Undue influence is one of the possible grounds to challenge the validity of a will, and the suspicion of it often lies behind a clients’ desire to challenge.
However, given that the nature of undue influence happens behind closed doors and the main witness is deceased, the evidence is rarely there to prove it, and so there are very few successful cases.
Further, the burden of proof is beyond reasonable doubt and, whilst for lifetime gifts there is a presumption of undue influence, the same does not apply in the context of wills. Therefore, quite often, challenges to wills are advanced on the basis of a lack of knowledge and approval, rather than undue influence.
Three successful undue influence cases in the last decade are those of Schrader v Shrader , Schomberg v Taylor  and Re Chin .
Schrader v Schrader
In Schrader v Schrader, the deceased’s original will divided her estate equally between her two sons Nick and Bill, but her last will left her house (which was the estate’s most significant asset) solely to Nick.
The judge found that the deceased was vulnerable and reliant on Nick for care, the will made when she was 96 and just two years prior to her death; that Nick had been instrumental in the preparation of the new will (and her usual solicitors were not instructed) and that he had a forceful personality and violent history – he was described as a ‘forceful man with a forceful presence’.
There was also evidence that he had attempted to cover up his involvement in the preparation of the will, and he did not even initially disclose its existence. The judge concluded that there was no other rational reason why the deceased would have wanted to change her will, but for his undue influence, and held the will to be invalid accordingly.
This case was unusual because there was no direct evidence of coercion, and there was some commentary at the time that this would ‘open up the floodgates’ for undue influence cases, but it has not done so, and the facts were particularly extreme in terms of Nick and his clear domineering personality.
Schomberg v Taylor
In Schomberg v Taylor, the deceased’s original will left her estate to her stepsons but changed this in favour of her nephews with only small gifts to the stepsons.
The stepsons challenged this with evidence that the nephews’ father had persistently telephoned her about changing her will and this had escalated to such an extent that she had been reduced to tears and she had asked her carer not to put his calls through to her.
The court found that at the time she was vulnerable, having just recently lost her husband and that the nephews’ father was in financial difficulties. The court held there was undue influence as she had been overcome by his pressure and the will did not therefore reflect her true wishes.
In Re Chin, the deceased had five daughters and one son but left almost her entire £3M estate to her son. He argued that the will was rational because it was in accordance with Chinese culture.
However, her earlier will had left her estate equally between her six children so this did not accord with her previous testamentary wishes. The judge found that in fact it represented the wishes of her late husband and son, and that such pressure was applied to her that her own free will was overpowered.

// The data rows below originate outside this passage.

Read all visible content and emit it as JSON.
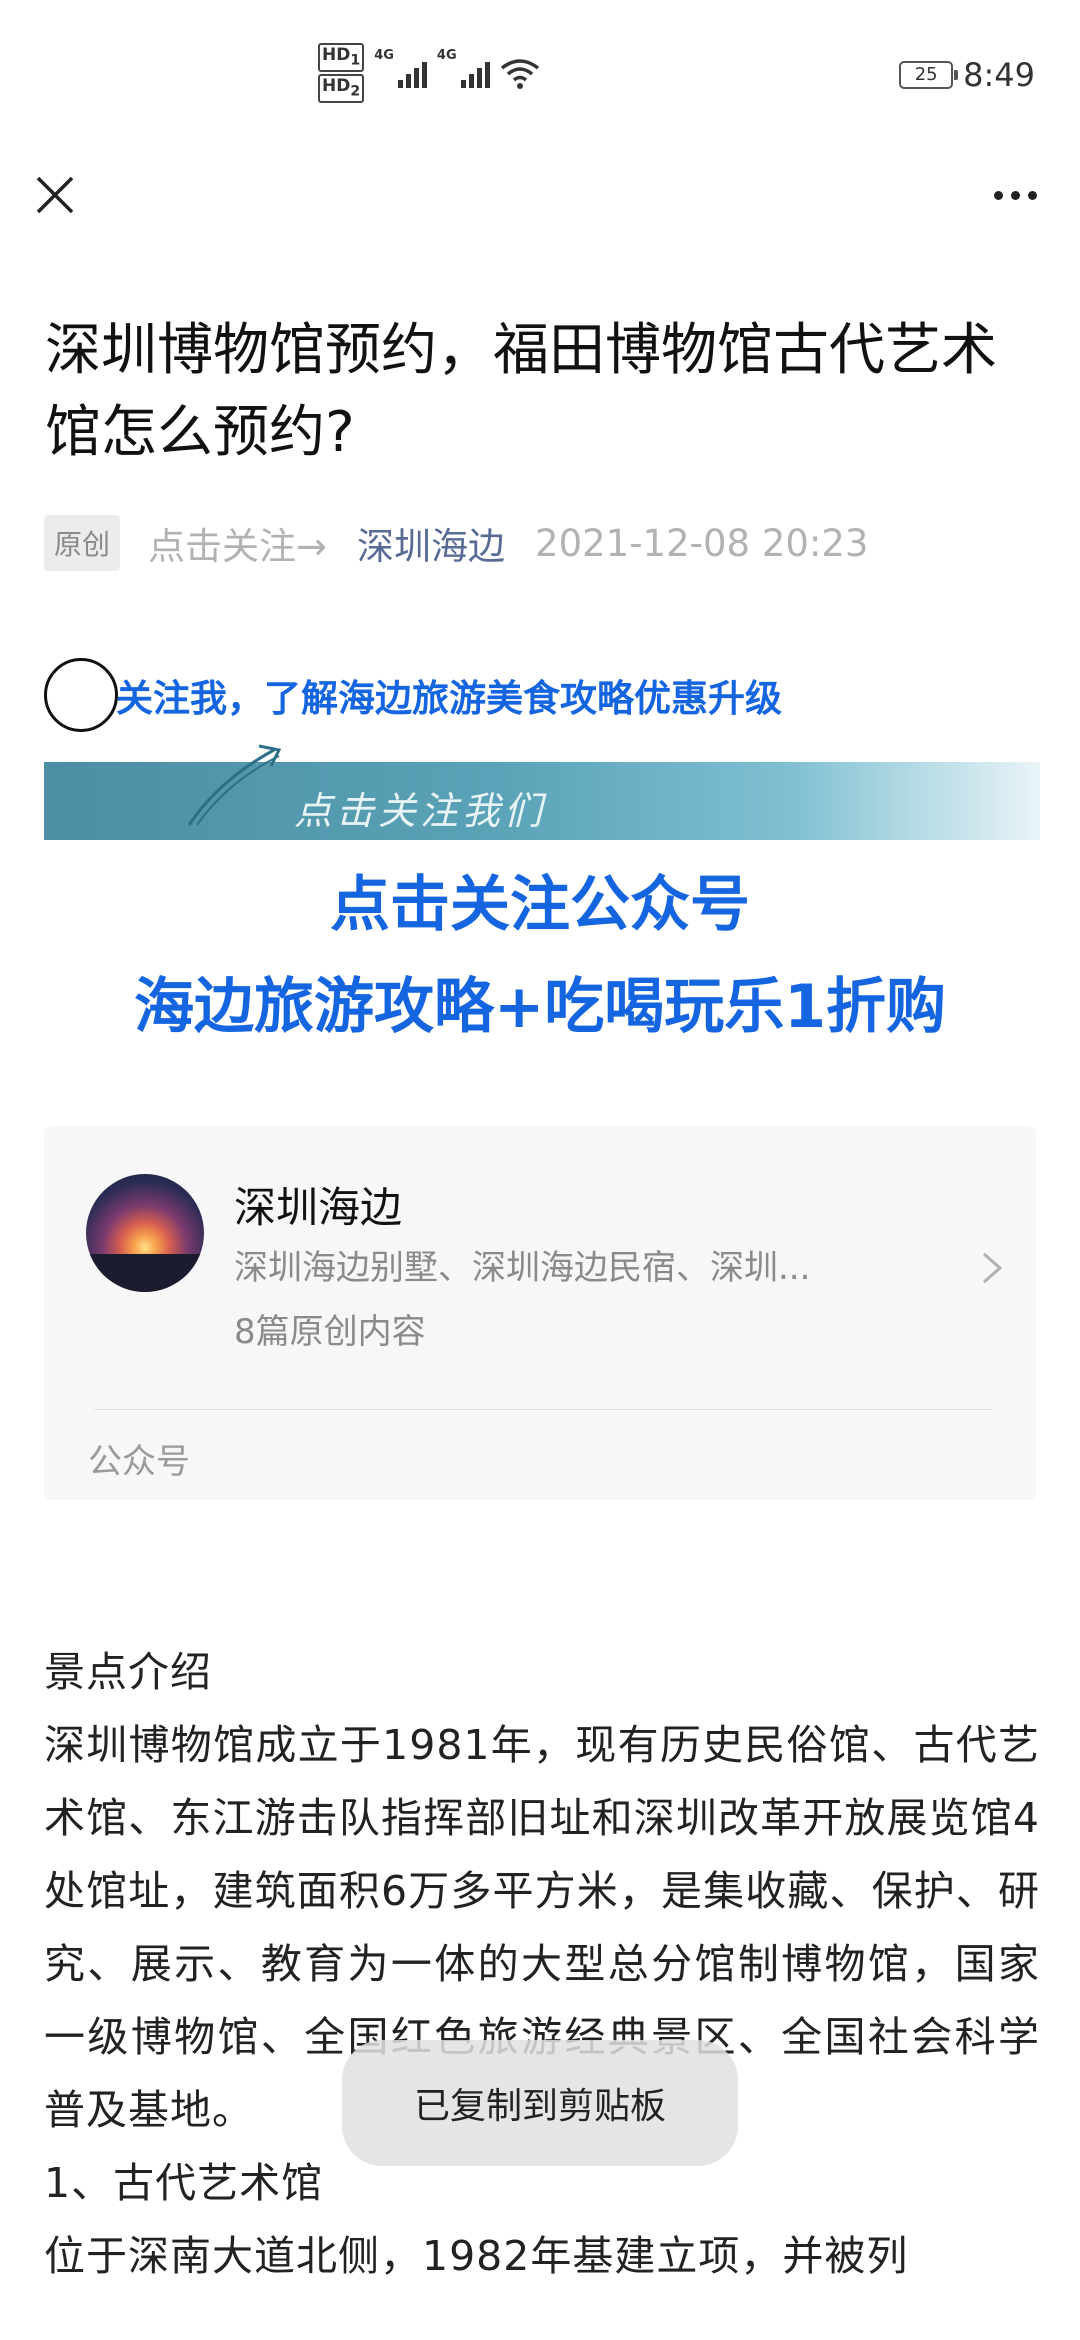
{
  "status_bar": {
    "hd1": "HD",
    "hd1_sub": "1",
    "hd2": "HD",
    "hd2_sub": "2",
    "net1": "4G",
    "net2": "4G",
    "battery": "25",
    "time": "8:49"
  },
  "nav": {
    "close_icon": "close-icon",
    "more_icon": "more-icon"
  },
  "article": {
    "title": "深圳博物馆预约，福田博物馆古代艺术馆怎么预约?",
    "tag": "原创",
    "follow_hint": "点击关注→",
    "author": "深圳海边",
    "date": "2021-12-08 20:23"
  },
  "promo": {
    "line": "关注我，了解海边旅游美食攻略优惠升级",
    "banner_text": "点击关注我们",
    "big_line1": "点击关注公众号",
    "big_line2": "海边旅游攻略+吃喝玩乐1折购"
  },
  "account_card": {
    "name": "深圳海边",
    "desc": "深圳海边别墅、深圳海边民宿、深圳...",
    "count": "8篇原创内容",
    "type": "公众号"
  },
  "body": {
    "heading": "景点介绍",
    "para1": "深圳博物馆成立于1981年，现有历史民俗馆、古代艺术馆、东江游击队指挥部旧址和深圳改革开放展览馆4处馆址，建筑面积6万多平方米，是集收藏、保护、研究、展示、教育为一体的大型总分馆制博物馆，国家一级博物馆、全国红色旅游经典景区、全国社会科学普及基地。",
    "sub1": "1、古代艺术馆",
    "para2": "位于深南大道北侧，1982年基建立项，并被列"
  },
  "toast": {
    "text": "已复制到剪贴板"
  },
  "colors": {
    "link_blue": "#576b95",
    "promo_blue": "#1565e0"
  }
}
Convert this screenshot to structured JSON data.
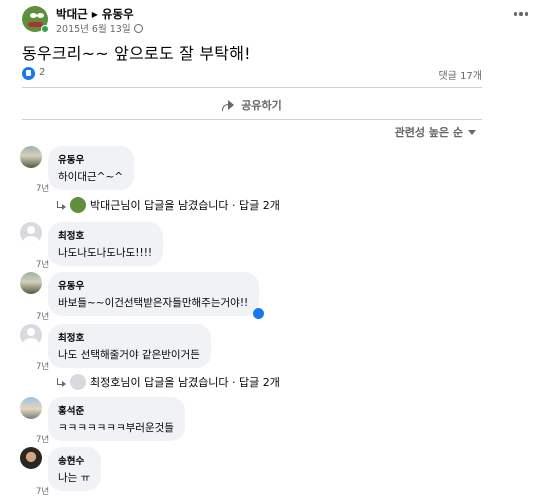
{
  "post": {
    "author": "박대근",
    "target": "유동우",
    "date": "2015년 6월 13일",
    "text": "동우크리~~ 앞으로도 잘 부탁해!",
    "like_count": "2",
    "comment_count": "댓글 17개",
    "share_label": "공유하기"
  },
  "sort": {
    "label": "관련성 높은 순"
  },
  "comments": [
    {
      "name": "유동우",
      "text": "하이대근^~^",
      "time": "7년"
    },
    {
      "name": "최정호",
      "text": "나도나도나도나도!!!!",
      "time": "7년"
    },
    {
      "name": "유동우",
      "text": "바보들~~이건선택받은자들만해주는거야!!",
      "time": "7년"
    },
    {
      "name": "최정호",
      "text": "나도 선택해줄거야 같은반이거든",
      "time": "7년"
    },
    {
      "name": "홍석준",
      "text": "ㅋㅋㅋㅋㅋㅋㅋ부러운것들",
      "time": "7년"
    },
    {
      "name": "송현수",
      "text": "나는 ㅠ",
      "time": "7년"
    }
  ],
  "replies": [
    {
      "text": "박대근님이 답글을 남겼습니다 · 답글 2개"
    },
    {
      "text": "최정호님이 답글을 남겼습니다 · 답글 2개"
    }
  ],
  "colors": {
    "accent": "#1877f2",
    "online": "#31a24c",
    "bubble": "#f0f2f5",
    "muted": "#65676b"
  },
  "icons": [
    "globe-icon",
    "more-icon",
    "like-icon",
    "share-icon",
    "sort-caret-icon",
    "reply-arrow-icon"
  ]
}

There was evidence that the husband was controlling and violent. The will was held to be invalid on the basis of undue influence.
So, what is undue influence and how do you prove it?
In short, undue influence is coercion. Coercion may take several different formats. It can cover “physical violence, verbal bullying or simply talking to a sick person who is seriously ill in such a way that that person may be induced for quietness-sake to do anything”. In the case of Edwards v Edwards , the court said: “it is not enough to prove that the facts are consistent with the hypothesis of undue influence. What must be shown is that the facts are inconsistent with any other hypothesis.”
The amount of pressure or influence required to overbear a testator’s wishes will vary from person to person, depending on personality, age, health etc.
As such, it is important to acknowledge the behaviours that do not amount to undue influence. These include appealing to the affections of the testator by:
- pulling on their heart strings, e.g. “I am your only child and have done so much for you over all of these years”
- heavy persuasion, e.g. “If I don’t receive any inheritance from you, I will not be able to help my child and your grandchild to buy their first property like you always wanted”
- badgering until they give in, e.g. “As I have said before, I need some inheritance to pay off debts, please can you leave me something to help me out”
- befriending or spoiling an elderly testator with a view to be included in their will
- Deliberately concealing information that would show someone in a less favourable light or anyone else in a more favourable light